“Today, we celebrate the birthday of Jamaica’s first National Hero, the Rt. Excellent Marcus Mosiah Garvey, a visionary leader who passionately championed empowerment for the black community. His teachings and actions ignited a powerful sense of self-worth and cultural pride, motivating countless individuals to embrace their roots and face challenges with resilience. As we commemorate Marcus Garvey’s life and his contributions, let us recommit ourselves to upholding his ideals of unity, heritage, and strength. #Jamaica #MarcusGarvey 🇯🇲”
Leader of the Opposition Mark Golding also shared his two cents in a lengthy post hailing the great leader.
For his part, he highlighted ways in which citizens and the government can incorporate Garvey’s teachings for the betterment of society.
“As we celebrate the life of The Rt Excellent Marcus Mosiah Garvey let us also put words to action.
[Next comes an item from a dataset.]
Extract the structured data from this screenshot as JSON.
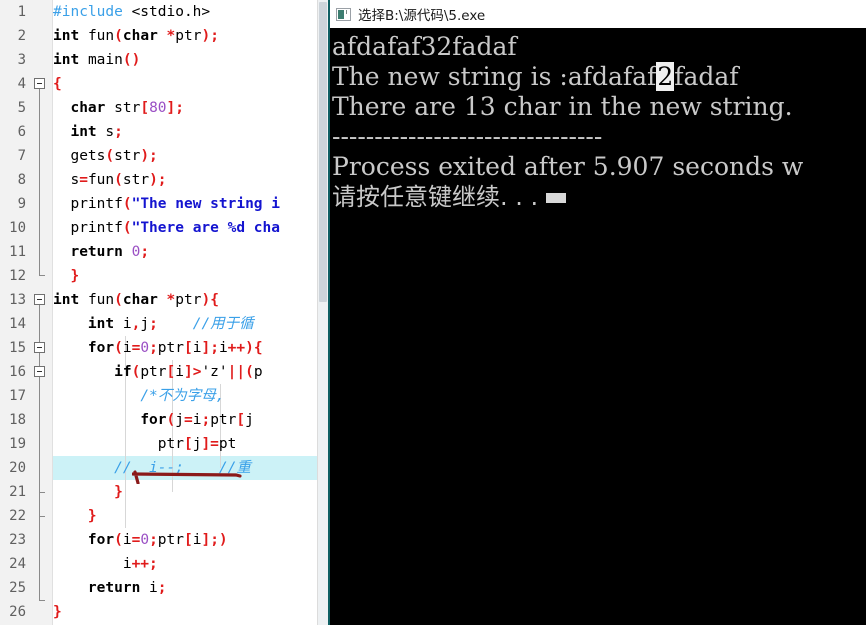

The best way we can honour Marcus is to utilise his philosophy and opinions in a deliberate and strategic way through the educational system to transform negative and dysfunctional behaviours so that a new generation of young Jamaicans emerges who embrace positive values and attitudes of discipline, personal responsibility, self-belief and self-awareness. That is the right direction to take,” he said, in part.
Over the decades, many Rastafarian singers have interpolated quotes from The Philosophy and Opinion of Marcus Garvey, into their songs, the most famous of which is Bob Marley’s Redemption Song.
Burning Spear shot to superstardom after releasing an entire album titled Marcus Garvey in 1975.
Reggae singer Fred Locks also achieved huge success with his 1976 single titled Black Star Liners, which has been dubbed one of “the most important songs in reggae music of the 1970s”. It was based on Garvey’s shipping line Black Star Liner which the. St Ann native had established to facilitate the transportation of goods and people of African descent to the Motherland, as part of the Back-to-Africa movement.
There were also other songs from Johnny Clarke and the Agrovators with Poor Marcus; Culture also released a song titled, Marcus while The Visionaries recorded Marcus Garvey. Perfect also penned a song titled Black Marcus while Third World recorded Man of Nobility in 1987. Tarrus Riley was also in the mix with Love Created I.
The 1977 Reggae album by Culture, Two Sevens Clash, also featured a song titled Black Starliner Must Come.